Last Updated: Friday - 09/24/2010
Week of December 26, 2005
L'Arche angels try their wings
A Christmas pageant spills joy everywhere
By BILL GLEN
"Moments like this give me renewed life and energy."
- Grant Kaminski
"It's great living with people with handicaps where their rational power isn't like ours," she said. "You learn to live from your heart level rather than from your head level. It's been really good for me."
L'Arche properties manager Pat McCoy emceed the evening, narrating scenes about the birth of Christ from the Gospel of St. Luke.
"I think we have been doing the Christmas pageant for more than 25 years," he said.
As live carols were sung between scenes, L'Arche assistants placed the core members into position for the next bit of narration.
Mary was played by an assistant who held her sleeping nephew throughout the performance. Core members played almost everyone else, from Joseph to the innkeeper and his wife. Members were animals and wise men. They played angels who were draped with lights. Their smiles were just as bright.
A high note of the evening came as the show neared its end, when several assistants and audience members took a turn at the microphone to sing a portion of Silent Night in their native languages. The audience of about 150 was serenaded in Swahili, Japanese, French, German and Irish. A woman used sign language for her segment.
Each home was responsible for its members' costumes. Some are stored away for next year following the play. Yet, each home is eager to make new garments if needed.
Enosh Rokaya has been a live-in assistant at Little Flower home in Sherwood Park for five months. Originally from Nepal, Rokaya enjoyed helping the members prepare for the play, where he had the part of Caesar Augustus.
"I think everyone enjoyed the evening because it was participatory," he said. "Many of our programs offer participation doing several activities without too much pressure."
Before the pageant began, 12-year-old Dawne Jewette was playing with several members, poking one man in the ribs making him laugh. It was her first Christmas concert.
"When I grow up, one of the things I want to do is be a L'Arche assistant. I also want to be a doctor," she said.
Her father, Mike Leaburn, works with L'Arche's day program that takes 11 to 12 core members out for recreational activities like crafts, wood working, bowling and trips to a mall.
"We also go to Heritage Days and other outdoor events," Leaburn said.
Paul and Deanne Riopel were enjoying their second pageant. Deanne used to work as L'Arche's community health nurse before moving to Capital Health.
"There are so many things that distract us at Christmas that I think this reminds us of what it is all about," Paul said.
Deanne added: "I love to see what everyone is doing. I loved the Christmas carols. It's very heartwarming."
Kaminski has been with L'Arche for more than 15 years, the last six in Edmonton as director. Helping the members can become stressful over a year, but a Christmas concert is good for the soul. It reminds Kaminski that what L'Arche does is vital to its members.
"They come out in their own bathrobes. They make headdresses and save them," Kaminski said.
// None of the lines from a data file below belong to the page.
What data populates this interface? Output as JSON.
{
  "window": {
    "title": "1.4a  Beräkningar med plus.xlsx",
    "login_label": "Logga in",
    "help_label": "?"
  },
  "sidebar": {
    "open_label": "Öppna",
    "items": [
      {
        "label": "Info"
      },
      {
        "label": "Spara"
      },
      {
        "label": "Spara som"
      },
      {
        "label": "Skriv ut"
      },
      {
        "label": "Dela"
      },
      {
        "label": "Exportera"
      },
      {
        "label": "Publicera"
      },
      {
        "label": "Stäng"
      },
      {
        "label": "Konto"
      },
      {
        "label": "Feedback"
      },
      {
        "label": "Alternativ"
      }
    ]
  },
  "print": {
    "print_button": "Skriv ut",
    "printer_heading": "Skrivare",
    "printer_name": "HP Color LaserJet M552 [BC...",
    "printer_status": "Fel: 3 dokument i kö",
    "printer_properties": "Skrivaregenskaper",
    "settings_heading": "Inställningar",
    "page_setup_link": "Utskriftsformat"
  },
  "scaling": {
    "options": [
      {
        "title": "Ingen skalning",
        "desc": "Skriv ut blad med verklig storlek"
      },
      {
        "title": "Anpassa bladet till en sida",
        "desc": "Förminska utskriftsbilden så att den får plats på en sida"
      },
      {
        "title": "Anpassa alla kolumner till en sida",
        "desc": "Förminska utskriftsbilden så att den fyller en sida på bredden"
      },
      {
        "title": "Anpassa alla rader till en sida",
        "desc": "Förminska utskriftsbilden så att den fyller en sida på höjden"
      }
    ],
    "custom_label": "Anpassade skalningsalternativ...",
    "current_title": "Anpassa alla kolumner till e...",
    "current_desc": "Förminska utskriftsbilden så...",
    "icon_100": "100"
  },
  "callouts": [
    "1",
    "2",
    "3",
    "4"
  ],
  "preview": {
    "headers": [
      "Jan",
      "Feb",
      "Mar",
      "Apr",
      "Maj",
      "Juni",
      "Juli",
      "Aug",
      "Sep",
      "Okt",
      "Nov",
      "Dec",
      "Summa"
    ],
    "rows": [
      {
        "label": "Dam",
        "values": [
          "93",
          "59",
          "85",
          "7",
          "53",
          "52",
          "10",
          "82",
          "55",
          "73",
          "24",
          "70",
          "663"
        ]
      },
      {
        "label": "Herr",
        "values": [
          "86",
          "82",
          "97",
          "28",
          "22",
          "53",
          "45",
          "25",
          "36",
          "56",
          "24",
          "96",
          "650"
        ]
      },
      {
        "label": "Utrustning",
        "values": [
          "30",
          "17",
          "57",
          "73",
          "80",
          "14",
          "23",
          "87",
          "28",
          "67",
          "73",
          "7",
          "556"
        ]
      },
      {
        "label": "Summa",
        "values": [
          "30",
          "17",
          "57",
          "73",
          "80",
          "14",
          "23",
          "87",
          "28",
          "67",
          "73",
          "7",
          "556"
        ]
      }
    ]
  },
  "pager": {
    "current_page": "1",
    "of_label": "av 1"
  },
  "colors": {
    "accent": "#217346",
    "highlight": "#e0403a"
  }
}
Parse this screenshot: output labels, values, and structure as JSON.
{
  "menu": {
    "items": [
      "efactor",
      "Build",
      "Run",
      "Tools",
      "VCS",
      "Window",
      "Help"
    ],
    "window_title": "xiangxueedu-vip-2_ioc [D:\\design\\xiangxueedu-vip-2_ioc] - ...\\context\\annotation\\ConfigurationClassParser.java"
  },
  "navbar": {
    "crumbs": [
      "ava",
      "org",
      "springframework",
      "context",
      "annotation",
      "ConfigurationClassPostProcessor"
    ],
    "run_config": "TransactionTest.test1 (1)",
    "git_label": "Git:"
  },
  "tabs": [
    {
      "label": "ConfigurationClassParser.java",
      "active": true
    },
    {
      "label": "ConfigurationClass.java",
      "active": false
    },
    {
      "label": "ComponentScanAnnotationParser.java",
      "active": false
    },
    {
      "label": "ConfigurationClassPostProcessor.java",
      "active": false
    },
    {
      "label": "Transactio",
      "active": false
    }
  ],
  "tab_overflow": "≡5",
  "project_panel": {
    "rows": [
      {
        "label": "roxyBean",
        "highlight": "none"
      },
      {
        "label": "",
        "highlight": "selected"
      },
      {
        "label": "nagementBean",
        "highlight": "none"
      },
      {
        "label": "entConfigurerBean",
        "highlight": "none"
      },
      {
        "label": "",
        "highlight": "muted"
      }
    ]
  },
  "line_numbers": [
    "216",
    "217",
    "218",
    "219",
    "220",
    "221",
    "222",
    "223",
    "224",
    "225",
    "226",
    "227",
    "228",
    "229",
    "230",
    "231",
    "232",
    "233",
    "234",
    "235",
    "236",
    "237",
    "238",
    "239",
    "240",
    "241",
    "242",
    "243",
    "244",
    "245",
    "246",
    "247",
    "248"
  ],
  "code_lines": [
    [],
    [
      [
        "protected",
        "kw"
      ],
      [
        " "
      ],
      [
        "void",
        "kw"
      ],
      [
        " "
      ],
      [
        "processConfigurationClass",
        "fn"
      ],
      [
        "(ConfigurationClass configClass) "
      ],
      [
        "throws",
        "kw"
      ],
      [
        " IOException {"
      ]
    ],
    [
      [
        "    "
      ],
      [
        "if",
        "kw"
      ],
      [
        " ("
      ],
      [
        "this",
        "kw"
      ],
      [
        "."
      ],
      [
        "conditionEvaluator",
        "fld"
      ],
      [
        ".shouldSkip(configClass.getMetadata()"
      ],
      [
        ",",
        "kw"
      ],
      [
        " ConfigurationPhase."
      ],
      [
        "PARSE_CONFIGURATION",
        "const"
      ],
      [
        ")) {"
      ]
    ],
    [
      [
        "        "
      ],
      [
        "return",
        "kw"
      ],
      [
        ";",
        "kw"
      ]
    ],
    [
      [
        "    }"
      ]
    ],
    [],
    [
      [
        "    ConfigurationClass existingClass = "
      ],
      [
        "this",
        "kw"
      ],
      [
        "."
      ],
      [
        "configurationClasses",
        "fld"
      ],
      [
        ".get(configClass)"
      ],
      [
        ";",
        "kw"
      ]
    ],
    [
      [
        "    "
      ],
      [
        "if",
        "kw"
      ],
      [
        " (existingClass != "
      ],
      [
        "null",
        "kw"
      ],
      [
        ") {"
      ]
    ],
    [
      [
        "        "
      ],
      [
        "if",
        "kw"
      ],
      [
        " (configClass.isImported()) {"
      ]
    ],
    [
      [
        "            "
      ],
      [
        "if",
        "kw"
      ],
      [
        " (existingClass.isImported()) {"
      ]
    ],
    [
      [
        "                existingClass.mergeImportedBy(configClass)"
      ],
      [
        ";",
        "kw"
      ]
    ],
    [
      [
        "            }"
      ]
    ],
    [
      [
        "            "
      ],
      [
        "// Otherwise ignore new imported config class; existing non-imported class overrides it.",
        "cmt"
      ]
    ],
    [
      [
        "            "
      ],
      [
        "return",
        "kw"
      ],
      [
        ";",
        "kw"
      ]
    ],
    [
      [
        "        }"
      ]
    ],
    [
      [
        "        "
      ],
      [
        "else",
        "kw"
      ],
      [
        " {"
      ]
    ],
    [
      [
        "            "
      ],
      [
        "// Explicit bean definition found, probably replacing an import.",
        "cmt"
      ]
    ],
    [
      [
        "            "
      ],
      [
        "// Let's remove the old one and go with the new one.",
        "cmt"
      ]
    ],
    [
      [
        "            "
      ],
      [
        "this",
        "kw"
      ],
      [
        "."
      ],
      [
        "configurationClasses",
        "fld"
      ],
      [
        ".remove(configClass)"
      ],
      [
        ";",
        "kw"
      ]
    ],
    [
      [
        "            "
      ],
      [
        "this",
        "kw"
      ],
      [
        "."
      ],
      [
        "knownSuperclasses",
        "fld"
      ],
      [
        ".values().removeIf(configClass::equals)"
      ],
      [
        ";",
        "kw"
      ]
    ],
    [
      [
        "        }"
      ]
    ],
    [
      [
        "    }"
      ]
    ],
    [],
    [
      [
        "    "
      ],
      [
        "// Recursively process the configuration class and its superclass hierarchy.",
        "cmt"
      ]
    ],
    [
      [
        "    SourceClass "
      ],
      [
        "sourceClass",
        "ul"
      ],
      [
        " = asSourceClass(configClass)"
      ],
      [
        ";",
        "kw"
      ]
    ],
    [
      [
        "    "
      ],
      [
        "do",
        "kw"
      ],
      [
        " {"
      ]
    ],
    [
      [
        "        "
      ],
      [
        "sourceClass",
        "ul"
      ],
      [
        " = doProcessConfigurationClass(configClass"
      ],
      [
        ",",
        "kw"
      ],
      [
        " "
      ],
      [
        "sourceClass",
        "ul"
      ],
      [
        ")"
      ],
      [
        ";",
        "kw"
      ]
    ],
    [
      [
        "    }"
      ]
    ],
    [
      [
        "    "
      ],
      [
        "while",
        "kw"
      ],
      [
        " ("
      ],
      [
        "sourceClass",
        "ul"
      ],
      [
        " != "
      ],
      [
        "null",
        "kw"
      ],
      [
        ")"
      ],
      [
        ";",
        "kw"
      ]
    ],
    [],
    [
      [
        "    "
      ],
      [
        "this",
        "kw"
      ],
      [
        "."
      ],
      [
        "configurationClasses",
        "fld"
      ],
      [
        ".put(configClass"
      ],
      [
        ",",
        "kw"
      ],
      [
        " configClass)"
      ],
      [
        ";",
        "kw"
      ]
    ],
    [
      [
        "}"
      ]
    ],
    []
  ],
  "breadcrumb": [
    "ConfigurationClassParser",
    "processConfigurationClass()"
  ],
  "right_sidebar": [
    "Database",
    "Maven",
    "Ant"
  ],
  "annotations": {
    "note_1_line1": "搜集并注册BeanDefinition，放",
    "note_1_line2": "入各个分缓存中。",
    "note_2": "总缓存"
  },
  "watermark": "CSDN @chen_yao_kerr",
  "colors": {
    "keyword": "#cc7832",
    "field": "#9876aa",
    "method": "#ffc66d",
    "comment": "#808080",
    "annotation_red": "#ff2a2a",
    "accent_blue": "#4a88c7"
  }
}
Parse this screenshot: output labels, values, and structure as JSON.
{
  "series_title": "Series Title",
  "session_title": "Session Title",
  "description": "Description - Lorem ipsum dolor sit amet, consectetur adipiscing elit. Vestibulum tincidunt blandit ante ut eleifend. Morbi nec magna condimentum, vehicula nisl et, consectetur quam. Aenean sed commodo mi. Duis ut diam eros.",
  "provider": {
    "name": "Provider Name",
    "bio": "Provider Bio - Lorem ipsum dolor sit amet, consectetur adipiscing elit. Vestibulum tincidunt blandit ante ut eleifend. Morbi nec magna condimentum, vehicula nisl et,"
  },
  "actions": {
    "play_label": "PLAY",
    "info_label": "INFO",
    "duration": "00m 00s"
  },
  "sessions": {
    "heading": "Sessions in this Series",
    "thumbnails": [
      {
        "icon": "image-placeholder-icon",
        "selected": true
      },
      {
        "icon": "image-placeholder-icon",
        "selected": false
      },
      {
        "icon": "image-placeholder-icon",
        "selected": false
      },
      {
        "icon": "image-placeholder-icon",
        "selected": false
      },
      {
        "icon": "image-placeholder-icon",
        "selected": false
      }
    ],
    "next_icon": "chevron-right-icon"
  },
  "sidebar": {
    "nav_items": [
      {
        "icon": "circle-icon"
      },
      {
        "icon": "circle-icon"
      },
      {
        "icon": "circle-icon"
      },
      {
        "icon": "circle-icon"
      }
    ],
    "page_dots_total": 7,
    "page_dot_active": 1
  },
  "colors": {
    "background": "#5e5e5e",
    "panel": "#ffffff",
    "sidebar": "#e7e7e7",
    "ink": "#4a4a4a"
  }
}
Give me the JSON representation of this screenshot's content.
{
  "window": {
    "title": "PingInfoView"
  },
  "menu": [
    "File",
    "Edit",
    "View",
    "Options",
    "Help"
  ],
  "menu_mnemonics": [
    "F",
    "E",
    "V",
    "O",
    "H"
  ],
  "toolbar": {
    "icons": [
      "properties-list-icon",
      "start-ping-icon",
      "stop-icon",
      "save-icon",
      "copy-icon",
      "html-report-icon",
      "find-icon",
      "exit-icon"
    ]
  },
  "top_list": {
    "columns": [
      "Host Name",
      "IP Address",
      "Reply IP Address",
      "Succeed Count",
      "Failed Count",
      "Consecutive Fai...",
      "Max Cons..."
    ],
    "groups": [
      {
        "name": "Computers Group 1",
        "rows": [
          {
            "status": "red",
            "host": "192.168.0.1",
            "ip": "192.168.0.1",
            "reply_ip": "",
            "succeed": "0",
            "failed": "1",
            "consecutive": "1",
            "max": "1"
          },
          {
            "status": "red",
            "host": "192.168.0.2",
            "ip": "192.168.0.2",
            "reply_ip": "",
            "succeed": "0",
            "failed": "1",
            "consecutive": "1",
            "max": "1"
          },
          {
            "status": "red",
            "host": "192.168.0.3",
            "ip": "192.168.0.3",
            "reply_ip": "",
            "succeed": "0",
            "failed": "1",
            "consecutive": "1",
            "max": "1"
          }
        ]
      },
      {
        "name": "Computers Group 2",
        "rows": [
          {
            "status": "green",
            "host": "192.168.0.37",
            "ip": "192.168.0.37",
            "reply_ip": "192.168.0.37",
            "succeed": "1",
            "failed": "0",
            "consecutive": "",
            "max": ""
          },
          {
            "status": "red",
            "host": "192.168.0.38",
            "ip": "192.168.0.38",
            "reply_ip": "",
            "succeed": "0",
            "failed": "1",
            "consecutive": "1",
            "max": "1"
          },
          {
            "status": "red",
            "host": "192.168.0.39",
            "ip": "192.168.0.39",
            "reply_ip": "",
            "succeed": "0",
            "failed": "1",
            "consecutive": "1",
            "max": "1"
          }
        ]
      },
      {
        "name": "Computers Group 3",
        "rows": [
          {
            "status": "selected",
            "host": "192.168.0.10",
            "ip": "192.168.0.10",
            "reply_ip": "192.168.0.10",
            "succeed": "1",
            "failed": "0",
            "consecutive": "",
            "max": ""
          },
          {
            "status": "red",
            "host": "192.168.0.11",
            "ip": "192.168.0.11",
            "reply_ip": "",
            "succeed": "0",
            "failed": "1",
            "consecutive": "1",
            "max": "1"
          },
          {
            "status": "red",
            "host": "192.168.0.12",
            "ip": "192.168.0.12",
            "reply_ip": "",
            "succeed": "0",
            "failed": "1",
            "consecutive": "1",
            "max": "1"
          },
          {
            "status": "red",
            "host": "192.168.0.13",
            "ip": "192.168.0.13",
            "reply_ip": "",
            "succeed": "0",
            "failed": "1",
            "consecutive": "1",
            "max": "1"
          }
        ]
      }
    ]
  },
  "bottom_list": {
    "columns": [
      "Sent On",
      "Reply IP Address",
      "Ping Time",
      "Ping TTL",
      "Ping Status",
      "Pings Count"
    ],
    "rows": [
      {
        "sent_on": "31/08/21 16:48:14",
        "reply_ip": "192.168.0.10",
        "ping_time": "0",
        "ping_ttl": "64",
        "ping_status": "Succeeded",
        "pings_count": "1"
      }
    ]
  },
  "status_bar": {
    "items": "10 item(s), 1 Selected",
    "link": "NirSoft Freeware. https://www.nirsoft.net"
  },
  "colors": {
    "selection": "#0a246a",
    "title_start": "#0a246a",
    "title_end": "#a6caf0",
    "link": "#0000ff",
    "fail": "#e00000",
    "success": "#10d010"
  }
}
"Moments like this give me renewed life and energy. This is real life," he said. "To see the core members come to life; seeing them proud of what they are doing, absolutely draws me in."
Our mission: To serve our readers by bringing the Gospel to bear on current issues in the Church and in secular culture through accurate news coverage and reflective commentary.